Craigslist Scams: Three New Scams Involving Real Estate, Moving, And Ticket Scalping Are Spreading

The concept of buying and selling things online via websites such as Craigslist is not new. Unfortunately, with websites that allow you to buy and sell things online comes scams. There are three new Craigslist scams that are beginning to spread. For any buyers or sellers who use Craigslist, it is beneficial to be aware of these scams to know how to be protected from them.


Scam #1: Hiring Professional Movers

After calling various moving companies and finding out how expensive it is to have professional movers help you move to your new home, it is not uncommon for people to turn to Craigslist to hire movers at a bargain. The problem with doing this is there are scammers posting these advertisements with the hope of finding the right family to steal from.

According to, this is exactly what happened to one woman and her family in Douglas County when movers stole all of her family’s belongings on Friday, April, 29 of this year. The woman (who asked media not to refer to her by name) found and hired a two-man moving team with a U-Haul on Craigslist. The men were supposed to follow the family on the highway in the U-Haul with all of their things to their new home. The movers did not follow the family and took all of their things with them.

Hours passed while the woman and her family waited and slowly begun to realize the movers they hired may have stolen all of their things. The police were able to find the truck, which was also stolen, but it was already empty.

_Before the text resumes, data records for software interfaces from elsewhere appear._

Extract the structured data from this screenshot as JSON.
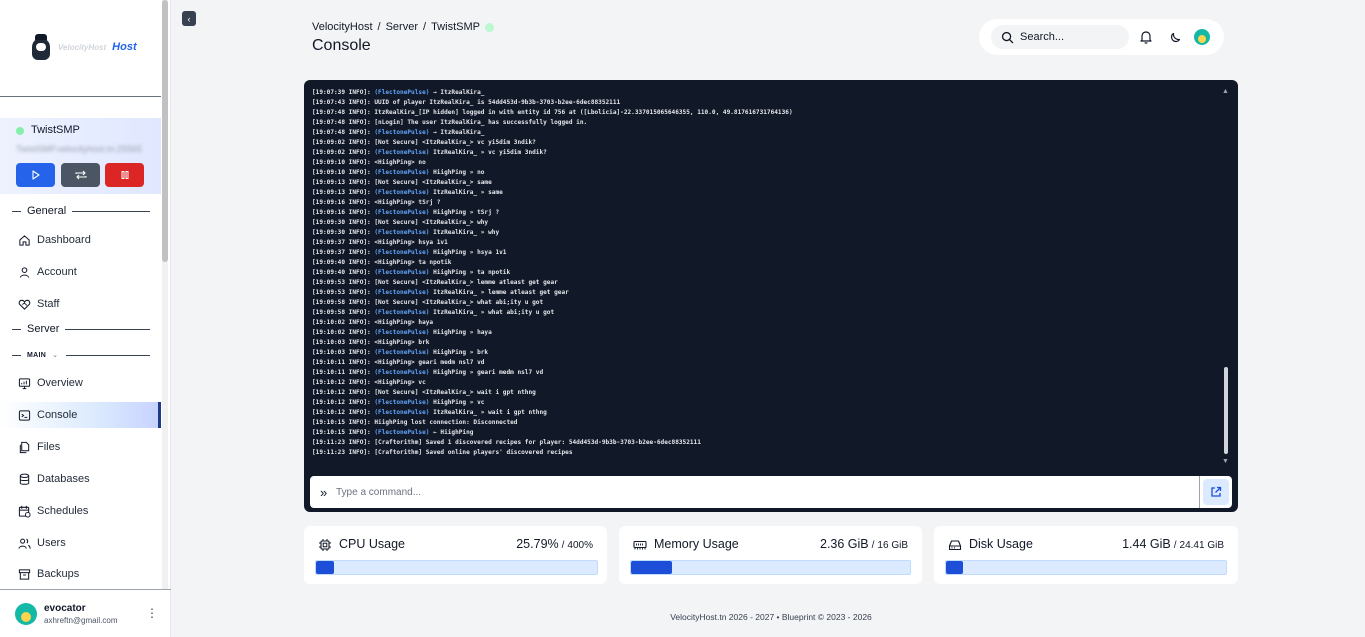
{
  "brand": {
    "logo_small": "VelocityHost",
    "logo_host": "Host"
  },
  "server_card": {
    "name": "TwistSMP",
    "address": "TwistSMP.velocityhost.tn:25565",
    "status_color": "#86efac"
  },
  "sections": {
    "general": "General",
    "server": "Server",
    "main": "MAIN"
  },
  "nav": {
    "dashboard": "Dashboard",
    "account": "Account",
    "staff": "Staff",
    "overview": "Overview",
    "console": "Console",
    "files": "Files",
    "databases": "Databases",
    "schedules": "Schedules",
    "users": "Users",
    "backups": "Backups"
  },
  "user": {
    "name": "evocator",
    "email": "axhreftn@gmail.com"
  },
  "breadcrumb": {
    "host": "VelocityHost",
    "sep": "/",
    "server": "Server",
    "name": "TwistSMP"
  },
  "page_title": "Console",
  "search": {
    "placeholder": "Search..."
  },
  "console": {
    "lines": [
      {
        "t": "[19:07:39 INFO]: ",
        "p": "(FlectonePulse)",
        "m": " → ItzRealKira_"
      },
      {
        "t": "[19:07:43 INFO]: ",
        "p": "",
        "m": "UUID of player ItzRealKira_ is 54dd453d-9b3b-3703-b2ee-6dec88352111"
      },
      {
        "t": "[19:07:48 INFO]: ",
        "p": "",
        "m": "ItzRealKira_[IP hidden] logged in with entity id 756 at ([Lbolicia]-22.337015065646355, 110.0, 49.817616731764136)"
      },
      {
        "t": "[19:07:48 INFO]: ",
        "p": "",
        "m": "[nLogin] The user ItzRealKira_ has successfully logged in."
      },
      {
        "t": "[19:07:48 INFO]: ",
        "p": "(FlectonePulse)",
        "m": " → ItzRealKira_"
      },
      {
        "t": "[19:09:02 INFO]: ",
        "p": "",
        "m": "[Not Secure] <ItzRealKira_> vc yi5dim 3ndik?"
      },
      {
        "t": "[19:09:02 INFO]: ",
        "p": "(FlectonePulse)",
        "m": " ItzRealKira_ » vc yi5dim 3ndik?"
      },
      {
        "t": "[19:09:10 INFO]: ",
        "p": "",
        "m": "<HiighPing> no"
      },
      {
        "t": "[19:09:10 INFO]: ",
        "p": "(FlectonePulse)",
        "m": " HiighPing » no"
      },
      {
        "t": "[19:09:13 INFO]: ",
        "p": "",
        "m": "[Not Secure] <ItzRealKira_> same"
      },
      {
        "t": "[19:09:13 INFO]: ",
        "p": "(FlectonePulse)",
        "m": " ItzRealKira_ » same"
      },
      {
        "t": "[19:09:16 INFO]: ",
        "p": "",
        "m": "<HiighPing> tSrj ?"
      },
      {
        "t": "[19:09:16 INFO]: ",
        "p": "(FlectonePulse)",
        "m": " HiighPing » tSrj ?"
      },
      {
        "t": "[19:09:30 INFO]: ",
        "p": "",
        "m": "[Not Secure] <ItzRealKira_> why"
      },
      {
        "t": "[19:09:30 INFO]: ",
        "p": "(FlectonePulse)",
        "m": " ItzRealKira_ » why"
      },
      {
        "t": "[19:09:37 INFO]: ",
        "p": "",
        "m": "<HiighPing> hsya 1v1"
      },
      {
        "t": "[19:09:37 INFO]: ",
        "p": "(FlectonePulse)",
        "m": " HiighPing » hsya 1v1"
      },
      {
        "t": "[19:09:40 INFO]: ",
        "p": "",
        "m": "<HiighPing> ta npotik"
      },
      {
        "t": "[19:09:40 INFO]: ",
        "p": "(FlectonePulse)",
        "m": " HiighPing » ta npotik"
      },
      {
        "t": "[19:09:53 INFO]: ",
        "p": "",
        "m": "[Not Secure] <ItzRealKira_> lemme atleast get gear"
      },
      {
        "t": "[19:09:53 INFO]: ",
        "p": "(FlectonePulse)",
        "m": " ItzRealKira_ » lemme atleast get gear"
      },
      {
        "t": "[19:09:58 INFO]: ",
        "p": "",
        "m": "[Not Secure] <ItzRealKira_> what abi;ity u got"
      },
      {
        "t": "[19:09:58 INFO]: ",
        "p": "(FlectonePulse)",
        "m": " ItzRealKira_ » what abi;ity u got"
      },
      {
        "t": "[19:10:02 INFO]: ",
        "p": "",
        "m": "<HiighPing> haya"
      },
      {
        "t": "[19:10:02 INFO]: ",
        "p": "(FlectonePulse)",
        "m": " HiighPing » haya"
      },
      {
        "t": "[19:10:03 INFO]: ",
        "p": "",
        "m": "<HiighPing> brk"
      },
      {
        "t": "[19:10:03 INFO]: ",
        "p": "(FlectonePulse)",
        "m": " HiighPing » brk"
      },
      {
        "t": "[19:10:11 INFO]: ",
        "p": "",
        "m": "<HiighPing> geari medm nsl7 vd"
      },
      {
        "t": "[19:10:11 INFO]: ",
        "p": "(FlectonePulse)",
        "m": " HiighPing » geari medm nsl7 vd"
      },
      {
        "t": "[19:10:12 INFO]: ",
        "p": "",
        "m": "<HiighPing> vc"
      },
      {
        "t": "[19:10:12 INFO]: ",
        "p": "",
        "m": "[Not Secure] <ItzRealKira_> wait i gpt nthng"
      },
      {
        "t": "[19:10:12 INFO]: ",
        "p": "(FlectonePulse)",
        "m": " HiighPing » vc"
      },
      {
        "t": "[19:10:12 INFO]: ",
        "p": "(FlectonePulse)",
        "m": " ItzRealKira_ » wait i gpt nthng"
      },
      {
        "t": "[19:10:15 INFO]: ",
        "p": "",
        "m": "HiighPing lost connection: Disconnected"
      },
      {
        "t": "[19:10:15 INFO]: ",
        "p": "(FlectonePulse)",
        "m": " ← HiighPing"
      },
      {
        "t": "[19:11:23 INFO]: ",
        "p": "",
        "m": "[Craftorithm] Saved 1 discovered recipes for player: 54dd453d-9b3b-3703-b2ee-6dec88352111"
      },
      {
        "t": "[19:11:23 INFO]: ",
        "p": "",
        "m": "[Craftorithm] Saved online players' discovered recipes"
      }
    ],
    "command_placeholder": "Type a command..."
  },
  "stats": {
    "cpu": {
      "label": "CPU Usage",
      "value": "25.79%",
      "sep": "/",
      "max": "400%",
      "fraction": 0.0645
    },
    "memory": {
      "label": "Memory Usage",
      "value": "2.36 GiB",
      "sep": "/",
      "max": "16 GiB",
      "fraction": 0.1475
    },
    "disk": {
      "label": "Disk Usage",
      "value": "1.44 GiB",
      "sep": "/",
      "max": "24.41 GiB",
      "fraction": 0.059
    }
  },
  "footer": "VelocityHost.tn 2026 - 2027   •   Blueprint © 2023 - 2026",
  "colors": {
    "accent": "#1d4ed8",
    "console_bg": "#111827",
    "plugin_tag": "#60a5fa",
    "stop": "#dc2626",
    "start": "#2563eb"
  }
}
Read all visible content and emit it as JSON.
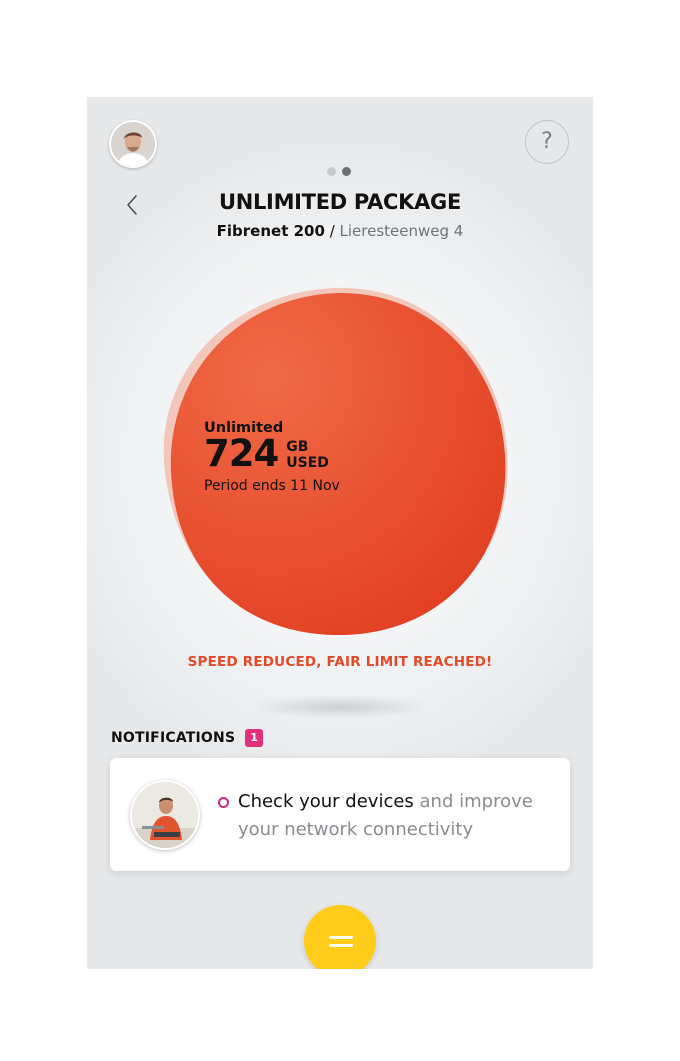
{
  "header": {
    "page_indicator": {
      "count": 2,
      "active_index": 1
    },
    "help_label": "?",
    "title": "UNLIMITED PACKAGE",
    "plan_name": "Fibrenet 200",
    "separator": " / ",
    "address": "Lieresteenweg 4"
  },
  "usage": {
    "label": "Unlimited",
    "amount": "724",
    "unit_line1": "GB",
    "unit_line2": "USED",
    "period": "Period ends 11 Nov",
    "color": "#e8492c"
  },
  "warning": "SPEED REDUCED, FAIR LIMIT REACHED!",
  "notifications": {
    "heading": "NOTIFICATIONS",
    "count": "1",
    "items": [
      {
        "title": "Check your devices",
        "body": " and improve your network connectivity"
      }
    ]
  },
  "fab": {
    "icon": "menu-icon",
    "color": "#ffcc1a"
  }
}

Two days after the incident, the police did find a box at the side of the road which contained a lot of personal items the woman and her family were hoping would turn up.

“I had iPads and iPhones. That was gone. But all of the birth certificates and all the records that I really needed were in that box, including my Bible. Thank God.”

The woman estimated roughly $75,000 worth of valuables were inside of that truck.

Scam #2: Rental Listings

Craigslist can also be a place to look for places to rent. The problem is scammers know how to say all of the right things and have all of the right paperwork to scam money out of someone looking for a new place to live.

According to WDRB, a couple from Southern Indiana put their house up for sale and became part of a Craigslist scam in less than 48 hours. Someone took all of the couple’s information from their sale posting and created a post on Craigslist offering the same home for rent. All a person had to do was give the person who posted their personal information and a security deposit.

The listing was for a three-bedroom and two-bathroom updated home for just $600 per month.

“People were coming in looking through our windows, walking around our backyard,” the homeowner reported.


The home had been on the market for less than a week when people started to check it out, and the homeowner was surprised the home was getting so much attention.

“A couple of people were standing on my front porch getting a little too close for comfort, so I opened the door and said, ‘Hi, we have an open house on Sunday. Can I help you?’ And they just apologized and said they were here to check out the house and left,” the homeowner went on to explain.

It wasn’t until the homeowner, from Albany, got a message from someone on Facebook that he realized what was going on.

“The message asked me if my name was John, which it is, and asked was I selling the house or was I renting the house because she had some concerns that somebody was running a scam with my name.”

According to the false post on Craigslist, the homeowner was going away on a mission trip for three to four years and putting the home up for rent during the trip. The Craigslist listing went on to say that anyone who was interested could text back and forth with the homeowner. During the text conversation, people were asked for personal information and to wire transfer the deposit.

The Southern Indiana Realtors Association claims that this is a problem that is continuing to get worse in the real estate market. These experts strongly urge buyers and renters to contact a professional before exchanging any money.

Craigslist scam listings Image via [Gil C/]Scam #3: Counterfeit Ticket Scalping

The New York Post recently shared a story of a woman named Danielle Posner, who used Craigslist as a platform to purchase tickets to see the Broadway show, Hamilton. She spent $350 for the tickets only to be turned away from security when she got to the door because the tickets were not real.

Scammers have learned how to utilize technology to create replicas of tickets for all sorts of popular events. With watermarks and logos that match the real tickets, it can be hard to spot a fake.

Some scammers will trick you into purchasing real tickets, sell them to you, and then cancel the ticket and keep the money you gave them to purchase the ticket. This is another scam most people do not realize is happening until they arrive at the event and are not allowed in.

In this particular Craigslist scam, the seller will usually offer the tickets significantly below what is considered market value. The goal of the scam is to get you to think you are getting a good deal. In reality, the scammer is just trying to take your money.


Last month, Inquisitr reported the safest place to conduct Craigslist deals is at a police station. If the buyer/seller is not willing to meet at the police station, it is likely they do not have the best intentions.

[Image via GongTo/]